There are two types of lotteries in the United States, both of which offer chances to win big prizes. The first type is run by the government — mostly on the state level (though there are games that span multiple states) and its profits are folded into a public budget. The other kind of lottery is a private enterprise, such as a casino or a charity, that operates the game for a fee, and its profits are not rolled into a public budget.
The lottery is an ancient practice, with roots in a number of different cultures. It was common in the Low Countries by the seventeenth century, when it was used to fund town fortifications and charity for the poor. It also spread to England, where lottery proceeds helped pay for the building of the first English colonies in America. By the nineteen-sixties, as population growth and inflation began to strain state coffers, it became increasingly difficult for many states to balance their books without raising taxes or cutting services. The result was a national tax revolt, which led to the rise of state-run lotteries.
But even as the fervor for gambling grew, many Americans continued to struggle with the economic realities of their daily lives. The wealth gap widened, job security and pensions eroded, health-care costs climbed, and the long-held national promise that education and hard work would enable children to outpace their parents’ generation was fading fast. It was a time when the lottery, with its improbable promises of instant riches, seemed to offer a way up for everyone.

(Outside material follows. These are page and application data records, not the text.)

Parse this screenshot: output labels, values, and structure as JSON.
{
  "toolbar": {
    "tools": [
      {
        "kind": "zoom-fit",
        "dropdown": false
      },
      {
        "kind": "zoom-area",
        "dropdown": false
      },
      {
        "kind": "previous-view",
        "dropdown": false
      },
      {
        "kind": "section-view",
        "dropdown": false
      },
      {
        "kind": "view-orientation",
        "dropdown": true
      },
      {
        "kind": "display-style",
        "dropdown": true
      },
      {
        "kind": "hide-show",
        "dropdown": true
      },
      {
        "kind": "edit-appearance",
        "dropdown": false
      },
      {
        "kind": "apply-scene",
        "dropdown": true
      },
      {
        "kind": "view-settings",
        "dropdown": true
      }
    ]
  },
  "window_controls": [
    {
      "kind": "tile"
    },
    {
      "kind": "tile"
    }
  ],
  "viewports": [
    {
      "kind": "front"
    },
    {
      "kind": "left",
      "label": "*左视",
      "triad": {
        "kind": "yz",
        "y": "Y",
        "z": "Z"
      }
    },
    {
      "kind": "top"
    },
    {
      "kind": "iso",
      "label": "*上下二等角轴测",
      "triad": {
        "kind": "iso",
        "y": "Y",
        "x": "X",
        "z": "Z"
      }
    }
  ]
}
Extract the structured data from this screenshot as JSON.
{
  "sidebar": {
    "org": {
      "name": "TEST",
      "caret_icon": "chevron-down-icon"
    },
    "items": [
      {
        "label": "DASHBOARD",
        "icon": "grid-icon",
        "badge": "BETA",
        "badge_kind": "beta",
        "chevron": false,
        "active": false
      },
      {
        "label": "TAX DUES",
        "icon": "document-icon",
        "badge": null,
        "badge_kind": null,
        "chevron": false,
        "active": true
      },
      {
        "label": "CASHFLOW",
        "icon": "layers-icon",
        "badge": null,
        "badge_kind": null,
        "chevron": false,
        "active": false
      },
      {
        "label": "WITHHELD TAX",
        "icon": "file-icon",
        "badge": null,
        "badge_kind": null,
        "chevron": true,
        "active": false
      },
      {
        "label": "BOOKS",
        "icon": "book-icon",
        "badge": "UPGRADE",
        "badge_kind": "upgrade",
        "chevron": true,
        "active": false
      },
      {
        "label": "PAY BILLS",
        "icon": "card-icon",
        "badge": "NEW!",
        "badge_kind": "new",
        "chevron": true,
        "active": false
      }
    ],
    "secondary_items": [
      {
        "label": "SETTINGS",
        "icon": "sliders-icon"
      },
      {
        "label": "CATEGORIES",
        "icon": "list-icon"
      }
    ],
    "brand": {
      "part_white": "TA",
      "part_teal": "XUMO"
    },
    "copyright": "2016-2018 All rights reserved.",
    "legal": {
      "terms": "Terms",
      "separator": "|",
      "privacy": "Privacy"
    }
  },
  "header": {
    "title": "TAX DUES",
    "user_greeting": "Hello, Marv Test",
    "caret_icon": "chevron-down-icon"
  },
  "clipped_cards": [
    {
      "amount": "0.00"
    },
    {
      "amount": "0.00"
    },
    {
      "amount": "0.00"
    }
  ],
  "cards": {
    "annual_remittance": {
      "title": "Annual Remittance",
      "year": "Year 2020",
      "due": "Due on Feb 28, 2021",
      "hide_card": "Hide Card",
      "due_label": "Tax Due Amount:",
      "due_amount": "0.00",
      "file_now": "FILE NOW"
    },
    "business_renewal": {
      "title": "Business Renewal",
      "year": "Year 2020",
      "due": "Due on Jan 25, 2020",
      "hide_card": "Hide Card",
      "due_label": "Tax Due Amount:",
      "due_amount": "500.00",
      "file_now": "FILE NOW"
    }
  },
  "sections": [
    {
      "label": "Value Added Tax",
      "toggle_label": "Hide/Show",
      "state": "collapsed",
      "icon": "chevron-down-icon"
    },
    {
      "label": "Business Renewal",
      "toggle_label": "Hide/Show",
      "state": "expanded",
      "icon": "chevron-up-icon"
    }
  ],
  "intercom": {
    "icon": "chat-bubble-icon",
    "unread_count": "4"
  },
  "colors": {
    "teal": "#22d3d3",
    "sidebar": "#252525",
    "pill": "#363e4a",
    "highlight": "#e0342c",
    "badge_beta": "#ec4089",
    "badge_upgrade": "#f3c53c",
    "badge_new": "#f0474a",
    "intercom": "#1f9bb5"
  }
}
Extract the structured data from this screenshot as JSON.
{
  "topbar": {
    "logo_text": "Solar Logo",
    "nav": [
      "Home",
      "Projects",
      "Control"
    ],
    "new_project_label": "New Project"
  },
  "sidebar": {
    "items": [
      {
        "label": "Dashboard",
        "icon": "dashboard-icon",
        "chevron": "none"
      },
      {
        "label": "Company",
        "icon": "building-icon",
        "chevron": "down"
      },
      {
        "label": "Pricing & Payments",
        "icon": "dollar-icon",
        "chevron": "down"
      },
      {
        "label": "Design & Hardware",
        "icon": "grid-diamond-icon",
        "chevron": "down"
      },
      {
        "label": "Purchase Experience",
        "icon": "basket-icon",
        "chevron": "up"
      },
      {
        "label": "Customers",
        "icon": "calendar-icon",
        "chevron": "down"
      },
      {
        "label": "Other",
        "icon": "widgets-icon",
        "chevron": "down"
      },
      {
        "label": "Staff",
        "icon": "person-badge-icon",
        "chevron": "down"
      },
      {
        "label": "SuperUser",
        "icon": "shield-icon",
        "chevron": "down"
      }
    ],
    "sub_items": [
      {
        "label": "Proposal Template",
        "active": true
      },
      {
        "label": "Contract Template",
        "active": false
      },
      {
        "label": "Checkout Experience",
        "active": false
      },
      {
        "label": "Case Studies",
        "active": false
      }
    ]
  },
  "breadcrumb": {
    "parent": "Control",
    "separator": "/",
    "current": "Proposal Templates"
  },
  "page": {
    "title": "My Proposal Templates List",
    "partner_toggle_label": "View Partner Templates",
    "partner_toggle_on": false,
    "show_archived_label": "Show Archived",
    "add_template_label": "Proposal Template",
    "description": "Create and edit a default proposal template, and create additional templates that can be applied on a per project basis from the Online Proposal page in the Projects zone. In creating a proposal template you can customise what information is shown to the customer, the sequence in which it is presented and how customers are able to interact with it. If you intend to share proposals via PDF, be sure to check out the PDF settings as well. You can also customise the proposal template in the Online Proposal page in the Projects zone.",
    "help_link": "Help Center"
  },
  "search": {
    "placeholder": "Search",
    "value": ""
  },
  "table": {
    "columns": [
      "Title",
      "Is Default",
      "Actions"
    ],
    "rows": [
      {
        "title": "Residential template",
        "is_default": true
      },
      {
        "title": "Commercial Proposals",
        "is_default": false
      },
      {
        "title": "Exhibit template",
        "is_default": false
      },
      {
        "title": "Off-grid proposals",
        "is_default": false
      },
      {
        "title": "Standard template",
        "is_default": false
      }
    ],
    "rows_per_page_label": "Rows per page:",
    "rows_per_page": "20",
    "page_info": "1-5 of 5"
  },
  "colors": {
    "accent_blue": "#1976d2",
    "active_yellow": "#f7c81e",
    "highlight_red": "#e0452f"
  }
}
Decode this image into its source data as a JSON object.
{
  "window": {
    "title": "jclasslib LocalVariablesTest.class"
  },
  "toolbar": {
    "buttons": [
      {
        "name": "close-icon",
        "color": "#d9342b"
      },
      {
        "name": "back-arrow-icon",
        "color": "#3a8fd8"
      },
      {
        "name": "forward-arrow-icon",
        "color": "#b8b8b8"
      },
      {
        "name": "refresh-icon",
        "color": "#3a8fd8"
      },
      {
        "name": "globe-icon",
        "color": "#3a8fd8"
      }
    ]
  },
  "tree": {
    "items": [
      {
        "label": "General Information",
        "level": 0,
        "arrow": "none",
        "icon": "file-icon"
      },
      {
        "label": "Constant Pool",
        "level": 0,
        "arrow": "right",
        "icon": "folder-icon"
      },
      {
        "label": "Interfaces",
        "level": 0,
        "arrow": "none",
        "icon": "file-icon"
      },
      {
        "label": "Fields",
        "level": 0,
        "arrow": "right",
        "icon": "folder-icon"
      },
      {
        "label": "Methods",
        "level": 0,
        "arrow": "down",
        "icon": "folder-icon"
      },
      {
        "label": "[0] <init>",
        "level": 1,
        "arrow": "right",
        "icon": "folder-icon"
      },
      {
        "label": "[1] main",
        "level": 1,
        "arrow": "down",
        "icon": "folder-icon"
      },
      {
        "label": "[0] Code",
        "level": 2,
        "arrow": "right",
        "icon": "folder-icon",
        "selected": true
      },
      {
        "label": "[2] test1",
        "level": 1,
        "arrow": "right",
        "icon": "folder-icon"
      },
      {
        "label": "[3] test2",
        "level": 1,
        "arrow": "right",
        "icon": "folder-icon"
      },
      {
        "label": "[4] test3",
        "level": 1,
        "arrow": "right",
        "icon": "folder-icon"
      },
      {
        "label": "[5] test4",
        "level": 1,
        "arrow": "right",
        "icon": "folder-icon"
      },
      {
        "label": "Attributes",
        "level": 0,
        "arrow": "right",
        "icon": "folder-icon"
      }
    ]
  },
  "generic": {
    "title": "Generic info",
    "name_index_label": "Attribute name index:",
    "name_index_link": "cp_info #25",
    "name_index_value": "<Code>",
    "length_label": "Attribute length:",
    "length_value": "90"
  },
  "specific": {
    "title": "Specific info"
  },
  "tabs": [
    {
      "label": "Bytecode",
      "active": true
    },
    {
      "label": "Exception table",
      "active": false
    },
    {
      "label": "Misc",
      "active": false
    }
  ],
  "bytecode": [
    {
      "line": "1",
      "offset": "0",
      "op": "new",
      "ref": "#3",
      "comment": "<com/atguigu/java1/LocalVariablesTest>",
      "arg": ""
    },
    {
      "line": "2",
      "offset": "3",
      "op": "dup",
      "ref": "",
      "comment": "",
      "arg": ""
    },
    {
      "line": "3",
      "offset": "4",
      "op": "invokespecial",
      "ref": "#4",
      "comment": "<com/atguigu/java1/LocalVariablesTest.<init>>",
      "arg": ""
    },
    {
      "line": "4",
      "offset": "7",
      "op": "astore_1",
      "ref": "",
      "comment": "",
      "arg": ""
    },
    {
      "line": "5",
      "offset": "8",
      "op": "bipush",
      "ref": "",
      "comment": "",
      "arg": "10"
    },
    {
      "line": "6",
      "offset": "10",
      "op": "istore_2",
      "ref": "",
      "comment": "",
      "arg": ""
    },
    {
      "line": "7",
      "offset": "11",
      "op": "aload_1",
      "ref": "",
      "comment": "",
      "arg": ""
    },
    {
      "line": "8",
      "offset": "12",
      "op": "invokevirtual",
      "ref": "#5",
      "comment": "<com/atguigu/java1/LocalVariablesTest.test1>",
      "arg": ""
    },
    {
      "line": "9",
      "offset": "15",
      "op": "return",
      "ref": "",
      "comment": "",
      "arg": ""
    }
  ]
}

When legalization advocates could no longer sell the lottery as a statewide silver bullet, they ginned up new strategies. They stopped arguing that the lottery would float all of a state’s budget and began claiming that it would cover a single line item, invariably a government service that was popular and nonpartisan, such as education, veterans’ benefits, or senior care. This narrower argument appealed to many voters because it made them feel as though they were not voting for gambling but for something worthwhile.
The lottery’s popularity has risen in recent decades, and it is now the country’s second largest industry, with annual revenues of more than thirty-five billion dollars. But while there is an inextricable human impulse to gamble, there’s also a darker side to the practice. The lottery, with its improbable promises and the perverse logic of its odds, can become an obsession for people who feel that they have no other route to prosperity. In this age of inequality and limited social mobility, the lottery is a dangling carrot that many feel they must pursue in order to avoid destitution.